  • The American Triumph, a factory trawler operated by American Seafoods, is seen docked in Seward on July 22, 2020. The company’s subsidiaries lost a round in court Sept. 28 as they attempt to contest $350 million in Jones Act fines for allegedly evading the U.S. law while transporting seafood from Alaska to the East Coast. (Photo/Loren Holmes/Anchorage Daily News)

A federal judge on Sept. 28 sided against Alaska seafood shippers who say they and other companies have wrongly been hit with more $350 million in penalty notices from the U.S. Customs and Border Protection for alleged violations of the Jones Act.
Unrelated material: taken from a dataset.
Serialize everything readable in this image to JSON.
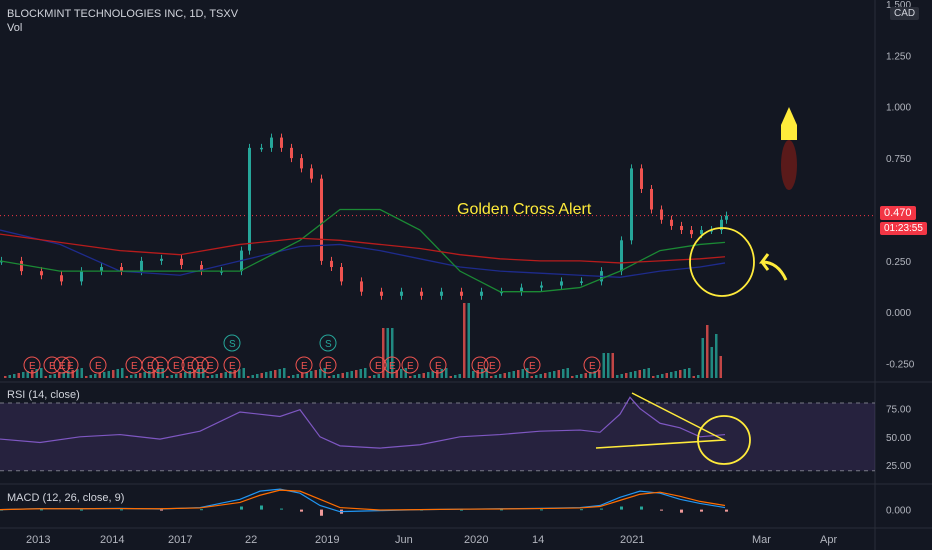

U.S. District Court Judge Sharon Gleason in Anchorage denied a request by Kloosterboer International Forwarding and Alaska Reefer Management to stop the federal government from imposing further penalties as the case proceeds, according to her 25-page order.

The two companies, part of the American Seafoods Group family, are part of a supply chain that moves seafood from Dutch Harbor in Western Alaska to the Eastern U.S., passing through the port of Bayside in Canada near the border with Maine. They say the notices, issued this summer, threaten the movement of the seafood and jobs in Alaska and the Lower 48.

The companies sued the federal government in early September, asserting that they faced excessive fines and were meeting the requirements of the Jones Act, which requires that vessels carrying goods between two U.S. points be American-made and American-flagged. The companies use foreign-flagged vessels but say they meet an exemption under the act because the seafood travels briefly by rail in Canada.

The companies want a trial by jury and a ruling that says they comply with the Jones Act and that the fines are excessive, among other items. Kloosterboer has received $25 million in penalty notices.

In the case, the U.S. Department of Justice argues that the two companies in 2012 began secretly using a specially built rail track in Canada that’s only 100 feet long, in an effort to evade the requirements of the Jones Act.

Gleason said that the companies are improperly relying on a rate tariff filed with the Surface Transportation Board in 2006, when they used a different and much longer railway in Canada to transport their product before it was shipped into the U.S.

Gleason said in the decision that the companies also failed to seek a “ruling letter” from Customs and Border Protection when they switched to the short rail line in 2012.

She said the companies can renew their request to halt additional fines if they show they’ve properly filed a rate tariff for the newer route, and show that they’re “diligently pursuing available administrative remedies” to resolve their concerns.

Officials with the companies and Customs and Border Protection could not immediately be reached late Sept. 28 for comment.

Updated: 
10/05/2021 - 3:23pm